Time filter

Source Type

Chiesa L.,University of Milan | Pavlovic R.,University of Milan | Dusi G.,Istituto Zooprofilattico Sperimentale della Lombardia Ed Emilia Romagna B. Ubertini | Pasquale E.,University of Milan | And 3 more authors.
Talanta | Year: 2015

The debate about the origins of boldenone in bovine urine is ongoing for two decades in Europe. Despite the fact that its use as a growth promoter has been banned in the European Union (EU) since 1981, its detection in bovine urine, in the form of α-boldenone conjugate, is considered fully compliant up to 2 ng mL-1. The conjugated form of β-boldenone must be absent.
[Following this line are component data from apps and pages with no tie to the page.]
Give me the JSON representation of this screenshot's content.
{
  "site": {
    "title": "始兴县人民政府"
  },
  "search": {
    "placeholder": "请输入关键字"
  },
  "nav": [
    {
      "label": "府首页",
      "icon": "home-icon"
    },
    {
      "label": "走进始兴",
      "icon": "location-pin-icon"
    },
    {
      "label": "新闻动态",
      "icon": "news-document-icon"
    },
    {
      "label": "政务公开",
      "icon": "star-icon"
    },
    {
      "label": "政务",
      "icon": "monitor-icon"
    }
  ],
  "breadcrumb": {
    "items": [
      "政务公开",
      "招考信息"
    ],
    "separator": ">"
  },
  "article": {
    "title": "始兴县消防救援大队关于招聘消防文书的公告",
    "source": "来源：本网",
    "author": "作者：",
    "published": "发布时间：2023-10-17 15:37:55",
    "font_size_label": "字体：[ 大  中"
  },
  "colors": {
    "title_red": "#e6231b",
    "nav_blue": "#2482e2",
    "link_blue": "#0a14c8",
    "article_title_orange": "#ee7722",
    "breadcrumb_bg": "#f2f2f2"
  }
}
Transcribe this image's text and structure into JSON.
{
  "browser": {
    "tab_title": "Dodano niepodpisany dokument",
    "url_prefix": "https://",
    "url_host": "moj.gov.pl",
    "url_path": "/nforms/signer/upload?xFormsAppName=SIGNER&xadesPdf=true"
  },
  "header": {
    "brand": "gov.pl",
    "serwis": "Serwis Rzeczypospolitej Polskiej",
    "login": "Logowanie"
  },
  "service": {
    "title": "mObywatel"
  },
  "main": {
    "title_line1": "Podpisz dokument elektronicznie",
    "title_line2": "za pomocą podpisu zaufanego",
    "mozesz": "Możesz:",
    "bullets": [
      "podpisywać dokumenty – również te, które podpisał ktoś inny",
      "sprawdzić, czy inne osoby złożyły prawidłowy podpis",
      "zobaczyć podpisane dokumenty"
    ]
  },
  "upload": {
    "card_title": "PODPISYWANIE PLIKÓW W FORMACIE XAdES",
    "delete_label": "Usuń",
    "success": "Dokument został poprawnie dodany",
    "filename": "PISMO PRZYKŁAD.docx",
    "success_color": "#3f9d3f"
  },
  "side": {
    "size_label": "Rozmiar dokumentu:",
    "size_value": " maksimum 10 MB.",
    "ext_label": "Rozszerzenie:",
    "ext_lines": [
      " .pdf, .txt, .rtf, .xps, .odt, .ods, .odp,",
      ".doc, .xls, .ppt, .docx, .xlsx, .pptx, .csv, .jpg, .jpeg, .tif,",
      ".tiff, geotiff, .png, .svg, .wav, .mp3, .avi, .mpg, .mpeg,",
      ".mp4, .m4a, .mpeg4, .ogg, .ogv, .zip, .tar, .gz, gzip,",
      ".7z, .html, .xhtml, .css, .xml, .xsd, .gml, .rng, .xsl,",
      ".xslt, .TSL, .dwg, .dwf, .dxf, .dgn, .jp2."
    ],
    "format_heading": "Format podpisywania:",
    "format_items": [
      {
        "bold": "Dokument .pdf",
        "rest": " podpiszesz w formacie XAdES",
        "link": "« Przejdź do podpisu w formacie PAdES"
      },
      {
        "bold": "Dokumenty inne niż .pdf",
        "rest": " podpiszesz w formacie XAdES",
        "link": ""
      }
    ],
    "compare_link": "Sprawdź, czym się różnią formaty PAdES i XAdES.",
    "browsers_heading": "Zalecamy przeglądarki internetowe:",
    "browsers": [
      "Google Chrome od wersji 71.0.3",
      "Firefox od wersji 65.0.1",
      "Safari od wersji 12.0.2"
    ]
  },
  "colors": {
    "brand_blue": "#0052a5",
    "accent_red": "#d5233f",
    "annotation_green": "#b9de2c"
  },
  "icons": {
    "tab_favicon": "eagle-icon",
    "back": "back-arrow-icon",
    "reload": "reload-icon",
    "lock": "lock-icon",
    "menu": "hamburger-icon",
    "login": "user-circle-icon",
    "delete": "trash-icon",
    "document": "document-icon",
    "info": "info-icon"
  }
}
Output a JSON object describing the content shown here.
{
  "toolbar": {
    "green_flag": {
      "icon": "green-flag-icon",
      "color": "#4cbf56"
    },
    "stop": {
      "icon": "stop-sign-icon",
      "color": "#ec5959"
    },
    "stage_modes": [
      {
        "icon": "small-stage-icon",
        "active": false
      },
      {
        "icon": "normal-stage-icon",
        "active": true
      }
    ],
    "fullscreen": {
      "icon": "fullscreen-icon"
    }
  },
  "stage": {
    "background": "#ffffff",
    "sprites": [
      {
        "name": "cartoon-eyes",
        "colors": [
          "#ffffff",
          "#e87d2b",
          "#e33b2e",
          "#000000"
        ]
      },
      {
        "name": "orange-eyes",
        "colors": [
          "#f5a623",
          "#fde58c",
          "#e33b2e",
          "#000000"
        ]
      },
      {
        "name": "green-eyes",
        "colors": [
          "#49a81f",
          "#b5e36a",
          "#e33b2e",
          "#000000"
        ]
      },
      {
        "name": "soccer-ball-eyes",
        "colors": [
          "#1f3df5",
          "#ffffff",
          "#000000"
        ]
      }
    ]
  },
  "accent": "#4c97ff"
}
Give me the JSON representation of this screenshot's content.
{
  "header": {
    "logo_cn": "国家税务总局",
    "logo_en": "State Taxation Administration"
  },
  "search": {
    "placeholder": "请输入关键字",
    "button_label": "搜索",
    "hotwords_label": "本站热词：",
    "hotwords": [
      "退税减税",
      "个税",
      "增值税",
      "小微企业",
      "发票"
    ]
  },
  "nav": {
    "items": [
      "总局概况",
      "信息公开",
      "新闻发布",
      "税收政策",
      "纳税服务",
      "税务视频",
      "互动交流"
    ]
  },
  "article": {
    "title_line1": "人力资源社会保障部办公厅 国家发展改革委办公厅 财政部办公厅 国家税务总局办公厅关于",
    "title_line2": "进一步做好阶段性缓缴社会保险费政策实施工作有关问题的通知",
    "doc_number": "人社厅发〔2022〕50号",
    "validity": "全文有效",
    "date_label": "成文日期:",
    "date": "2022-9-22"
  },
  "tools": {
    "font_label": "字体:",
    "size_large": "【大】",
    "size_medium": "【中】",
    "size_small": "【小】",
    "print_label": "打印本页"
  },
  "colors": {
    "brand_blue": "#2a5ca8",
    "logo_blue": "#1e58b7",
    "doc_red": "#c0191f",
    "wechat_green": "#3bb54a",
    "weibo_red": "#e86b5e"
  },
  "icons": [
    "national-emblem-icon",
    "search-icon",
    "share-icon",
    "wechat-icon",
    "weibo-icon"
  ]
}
In recent years, the literature about boldenone has focused on the identification of biomarkers that can indicate an illicit treatment. β-boldenone sulfate is a candidate molecule, even if the only studies currently available have taken place in small populations. In this study, a method for the determination of sulfate and glucuronate conjugates of β-boldenone was developed and validated according to the European Commission Decision 2002/657/EC and applied to α-boldenone sulfate and glucuronide, α- and β-boldenone free forms and androstadienedione (ADD), too. The clean-up with immunoaffinity columns enabled the direct determination of the conjugates and free forms and allowed specific and sensitive analyses of urine samples randomly selected to verify this method. The decision limits (CCα) ranged between 0.07 and 0.08 ng mL-1, the detection capabilities (CCβ) between 0.08 and 0.1 ng mL-1. Recovery was higher than 92% for all the analytes. Intra-day repeatability was between 5.8% and 17.2%, and inter-day repeatability was between 6.0% and 21.8% for the studied free and conjugated forms. This method has been developed as a powerful tool with the aim to study the origin of boldenone in a trial on a significant number of animals. © 2014 Elsevier B.V. All rights reserved. Source

Discover hidden collaborations